By replacing the human claims examiner with a computer, insurers attempt to standardize the claim assessment process. But, this standardization of the computer claims assessment process rarely benefits claimants. Computer programs are designed to pay as little as possible without judgment or assessment of human suffering. Since humans have empathy and a sense of right v. wrong, human decision makers are capable of producing true justice that accounts for intangible losses. Computers produce “virtual justice”, not to be confused with justice.

Genuine human empathy hurts the corporate bottom line. To cut conrners, insurers manufacture fake good will through fantastic advertising campaigns designed to soften the public psyche into blind acceptance of inequitable claim practices—like computer claim valuation.

Insurers, especially publically ones are beholden to stock prices. Paying claims, while sometimes the right thing to do, does not help stock valuation. Without pressure from a tough plaintiff’s lawyer, insurers are simply not motivated to fairly evaluate and pay claims.

Thankfully, insurers don’t have the final word in how much your case is worth, juries do. Your willingness to have your case decided by a jury of human beings with lives, empathy and judgment scares the heck out of insurers.

Don’t settle for computer generated “virtual justice”. To obtain true justice you must be willing to try your case. Support the right to trial by jury by accepting jury duty as public service. Meanwhile, don’t laugh at cute insurance company commercials. Each time you see such an ad remember, the commercial is really a cold hearted insurer attempting to hijack justice through persistent brainwashing.
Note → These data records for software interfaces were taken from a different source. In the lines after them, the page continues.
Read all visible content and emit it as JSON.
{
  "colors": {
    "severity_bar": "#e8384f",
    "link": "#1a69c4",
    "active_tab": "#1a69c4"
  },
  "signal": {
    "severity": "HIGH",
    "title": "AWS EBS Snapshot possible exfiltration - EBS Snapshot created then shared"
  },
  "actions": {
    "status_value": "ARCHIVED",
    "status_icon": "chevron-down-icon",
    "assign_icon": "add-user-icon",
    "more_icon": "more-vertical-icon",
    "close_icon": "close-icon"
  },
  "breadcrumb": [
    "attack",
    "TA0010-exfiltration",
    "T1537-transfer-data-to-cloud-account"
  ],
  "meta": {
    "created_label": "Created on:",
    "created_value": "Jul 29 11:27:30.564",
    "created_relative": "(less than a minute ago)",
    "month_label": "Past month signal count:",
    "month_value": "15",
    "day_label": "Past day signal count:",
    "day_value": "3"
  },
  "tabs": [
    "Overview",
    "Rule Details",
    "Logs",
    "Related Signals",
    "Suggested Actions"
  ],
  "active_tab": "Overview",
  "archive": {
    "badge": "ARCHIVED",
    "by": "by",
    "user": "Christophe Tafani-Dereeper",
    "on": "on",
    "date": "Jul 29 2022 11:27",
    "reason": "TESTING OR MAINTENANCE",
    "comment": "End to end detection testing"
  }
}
Richard Rizk is a former environmental claims analyst and insurance defense attorney who has zealously advocated for people with insurance claims since 2002. He works from Portland, Oregon and can be reached at (503) 245-5677 or rich@rizklaw.com. Your comments to this blog will be appreciated.